Sign & Digital Graphics

July '17

Issue link:

Contents of this Issue


Page 46 of 104

40 • July 2017 • S I G N & D I G I T A L G R A P H I C S DIGITAL PRINTING AND FINISHING DIGITAL GRAPHICS The Printer Interface It's a good time to take stock of the materials and equipment used today Stephen Romaniello is and artist and educator teaching digital art at Pima Community College in Tucson, Arizona for over twenty seven years. He is a certified instructor in Adobe Photoshop and the author of numerous books and articles on the creative use of digital graphics software. Steve is the founder of GlobalEye Systems, a company that offers training and consulting in digital graphics software and creative imaging. B Y S T E P H E N R O M A N I E L L O The Digital Eye Applications Large-format printers are used to print signage, banners, posters, trade show graphics, wallpaper, murals, flags and textiles, fine art, billboards, backlits and vehicle wraps—not to men- tion electronic circuit schematics, architectural drawings, con- struction plans, theater backdrops and media sets (see Figure 2). Large-format prints are extensively used as high-impact advertising media. Let's look at some of the technologies being applied. L arge-format inkjet printers are computer controlled print- ing devices that support wide substrate rolls, sometimes more than 100" wide. Printers with capacities over 100" wide are considered to be super-wide or grand format (see Figure 1). The price range of these devices is as wide as the surfaces they print on—from as little as about $20,000 to well over a half million or more. Large-format printing has grown in popularity over the past 25 years and is now a common technology used in many sign and commercial graphics shops. Creating oversized prints of high-quality digital images on a large variety of surfaces is central to signage and commercial graphics. I thought this would be a good time to take stock of the printing equipment and technologies in use today. Figure 1: Generally, print- ers with print widths more than 100" are considered to be super-wide or grand format. With its width of 198", the EFI VUTEk GS5000r printer certainly fills the bill. Figure 2: Large-format printers produce a variety of useful images.

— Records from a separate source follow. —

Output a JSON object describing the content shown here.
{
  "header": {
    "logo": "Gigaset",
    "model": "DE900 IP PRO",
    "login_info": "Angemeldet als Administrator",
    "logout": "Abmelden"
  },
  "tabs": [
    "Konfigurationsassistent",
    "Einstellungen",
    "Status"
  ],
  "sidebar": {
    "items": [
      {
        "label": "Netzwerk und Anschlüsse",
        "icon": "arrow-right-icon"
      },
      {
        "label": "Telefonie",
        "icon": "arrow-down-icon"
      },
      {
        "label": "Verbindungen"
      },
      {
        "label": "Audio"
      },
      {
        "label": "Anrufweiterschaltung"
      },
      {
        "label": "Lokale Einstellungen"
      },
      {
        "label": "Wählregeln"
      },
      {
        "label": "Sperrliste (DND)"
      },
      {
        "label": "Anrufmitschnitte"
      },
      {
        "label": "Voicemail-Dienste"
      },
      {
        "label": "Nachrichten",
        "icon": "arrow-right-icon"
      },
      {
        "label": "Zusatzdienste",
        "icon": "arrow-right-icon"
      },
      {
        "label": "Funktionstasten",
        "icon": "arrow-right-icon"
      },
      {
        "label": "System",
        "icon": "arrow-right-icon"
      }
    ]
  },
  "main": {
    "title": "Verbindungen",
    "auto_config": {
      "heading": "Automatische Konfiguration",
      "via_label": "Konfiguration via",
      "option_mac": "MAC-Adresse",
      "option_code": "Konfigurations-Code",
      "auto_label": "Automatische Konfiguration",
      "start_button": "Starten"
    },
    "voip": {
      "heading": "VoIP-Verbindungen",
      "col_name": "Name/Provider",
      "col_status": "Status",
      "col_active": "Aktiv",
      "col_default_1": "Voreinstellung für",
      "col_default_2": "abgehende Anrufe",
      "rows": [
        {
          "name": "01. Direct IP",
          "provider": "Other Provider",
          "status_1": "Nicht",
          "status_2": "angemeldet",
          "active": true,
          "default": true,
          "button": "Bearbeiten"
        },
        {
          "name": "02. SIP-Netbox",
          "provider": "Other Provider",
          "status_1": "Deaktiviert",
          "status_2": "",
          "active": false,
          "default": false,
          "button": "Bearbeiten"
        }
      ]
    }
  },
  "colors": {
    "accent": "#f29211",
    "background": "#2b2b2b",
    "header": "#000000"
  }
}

Articles in this issue

view archives of Sign & Digital Graphics - July '17